To quote one reviewer: “It’s like literary crack. You know it’s bad for you, and you feel dirty and low for enjoying it, but you can’t stop.” Spot on says @krautgrrl. There was more plot to this book than book one, and by plot I mean more real writing and less sex, but there is still a lot sex, and with this much sex; well, one becomes immune. It’s like consistent expletive usage, it gets old fast. But ever the reader to finish a book and hope Ana or Christian die, or get kidnapped, or something so all the sex will just end, we get a confrontation with Christian’s first dom, who “corrected” him.

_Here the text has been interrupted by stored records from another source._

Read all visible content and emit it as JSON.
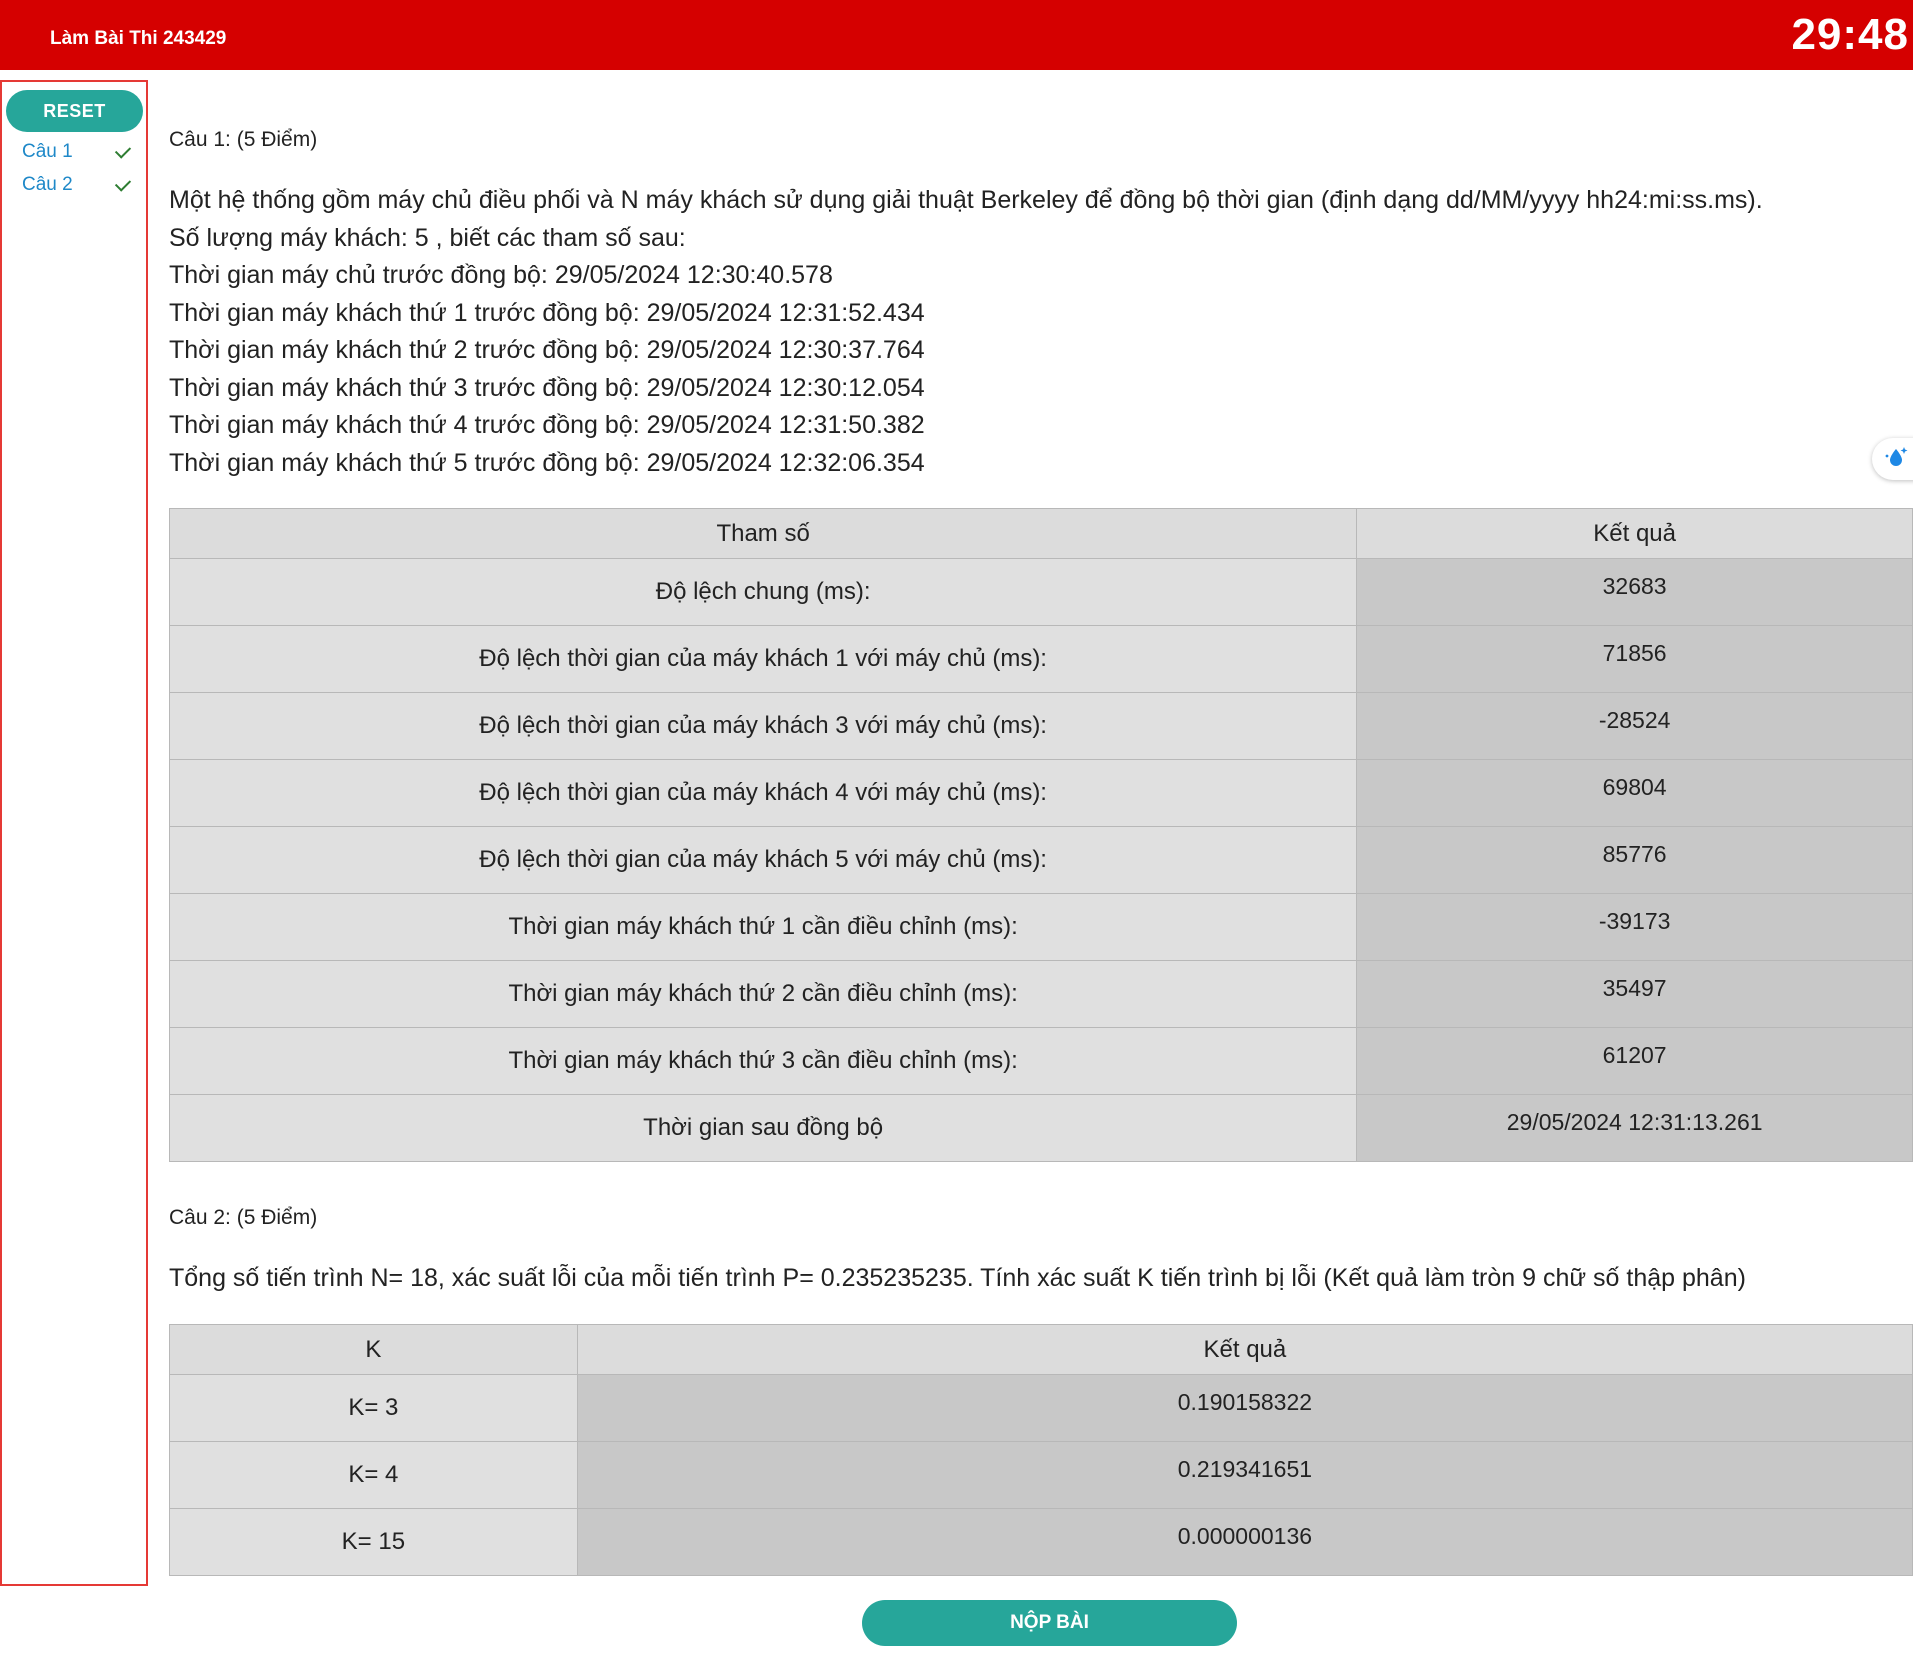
{
  "header": {
    "title": "Làm Bài Thi 243429",
    "timer": "29:48"
  },
  "sidebar": {
    "reset_label": "RESET",
    "questions": [
      {
        "label": "Câu 1",
        "answered": true
      },
      {
        "label": "Câu 2",
        "answered": true
      }
    ]
  },
  "q1": {
    "header": "Câu 1: (5 Điểm)",
    "lines": [
      "Một hệ thống gồm máy chủ điều phối và N máy khách sử dụng giải thuật Berkeley để đồng bộ thời gian (định dạng dd/MM/yyyy hh24:mi:ss.ms).",
      "Số lượng máy khách: 5 , biết các tham số sau:",
      "Thời gian máy chủ trước đồng bộ: 29/05/2024 12:30:40.578",
      "Thời gian máy khách thứ 1 trước đồng bộ: 29/05/2024 12:31:52.434",
      "Thời gian máy khách thứ 2 trước đồng bộ: 29/05/2024 12:30:37.764",
      "Thời gian máy khách thứ 3 trước đồng bộ: 29/05/2024 12:30:12.054",
      "Thời gian máy khách thứ 4 trước đồng bộ: 29/05/2024 12:31:50.382",
      "Thời gian máy khách thứ 5 trước đồng bộ: 29/05/2024 12:32:06.354"
    ],
    "table": {
      "col_param": "Tham số",
      "col_result": "Kết quả",
      "rows": [
        {
          "label": "Độ lệch chung (ms):",
          "value": "32683"
        },
        {
          "label": "Độ lệch thời gian của máy khách 1 với máy chủ (ms):",
          "value": "71856"
        },
        {
          "label": "Độ lệch thời gian của máy khách 3 với máy chủ (ms):",
          "value": "-28524"
        },
        {
          "label": "Độ lệch thời gian của máy khách 4 với máy chủ (ms):",
          "value": "69804"
        },
        {
          "label": "Độ lệch thời gian của máy khách 5 với máy chủ (ms):",
          "value": "85776"
        },
        {
          "label": "Thời gian máy khách thứ 1 cần điều chỉnh (ms):",
          "value": "-39173"
        },
        {
          "label": "Thời gian máy khách thứ 2 cần điều chỉnh (ms):",
          "value": "35497"
        },
        {
          "label": "Thời gian máy khách thứ 3 cần điều chỉnh (ms):",
          "value": "61207"
        },
        {
          "label": "Thời gian sau đồng bộ",
          "value": "29/05/2024 12:31:13.261"
        }
      ]
    }
  },
  "q2": {
    "header": "Câu 2: (5 Điểm)",
    "text": "Tổng số tiến trình N= 18, xác suất lỗi của mỗi tiến trình P= 0.235235235. Tính xác suất K tiến trình bị lỗi (Kết quả làm tròn 9 chữ số thập phân)",
    "table": {
      "col_k": "K",
      "col_result": "Kết quả",
      "rows": [
        {
          "label": "K= 3",
          "value": "0.190158322"
        },
        {
          "label": "K= 4",
          "value": "0.219341651"
        },
        {
          "label": "K= 15",
          "value": "0.000000136"
        }
      ]
    }
  },
  "submit_label": "NỘP BÀI",
  "colors": {
    "header_bg": "#d50000",
    "button": "#26a69a",
    "nav_link": "#1e88c8",
    "check": "#2e7d32"
  },
  "icons": {
    "answered": "check-icon",
    "floating": "water-drop-sparkle-icon"
  }
}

Ana and Christian are in love, or lust, and while she doesn’t want to be hurt by his whips and canes and hiking equipment, she is still drawn to the Red Room of Pain.

IMO, we’re pretty tame on the whole erotica theme, mostly because there is all that blushing and flushing and grimacing and lip pulling, and spanking. I’m guessing I wasn’t supposed dwell on the issue that they seem to have a lot of time for sex when they both work. As in my first review, the redundancy is what makes the book unbearable. This book took me less time to read because I paged forward past a lot of the sex. Been there, done that, I’m married!

In this book we get our prior repetition from book one, plus Ana constantly calling Christian, “my fifty,” in her head every other page (or so it seems.)

Where oh where was the DE on this project? Or was said DE just so amazed by handcuffs and butt plugs that he or she over-looked the fact that the plot compromises about forty-nine pages?

Read if you’re intrigued by sex that isn’t missionary all the time, otherwise just read the plot bits. The aging dom debacle is well-done!

PS: A DE is a Developmental Editor who usually takes the first look at your book before it gets shuttled off to editing.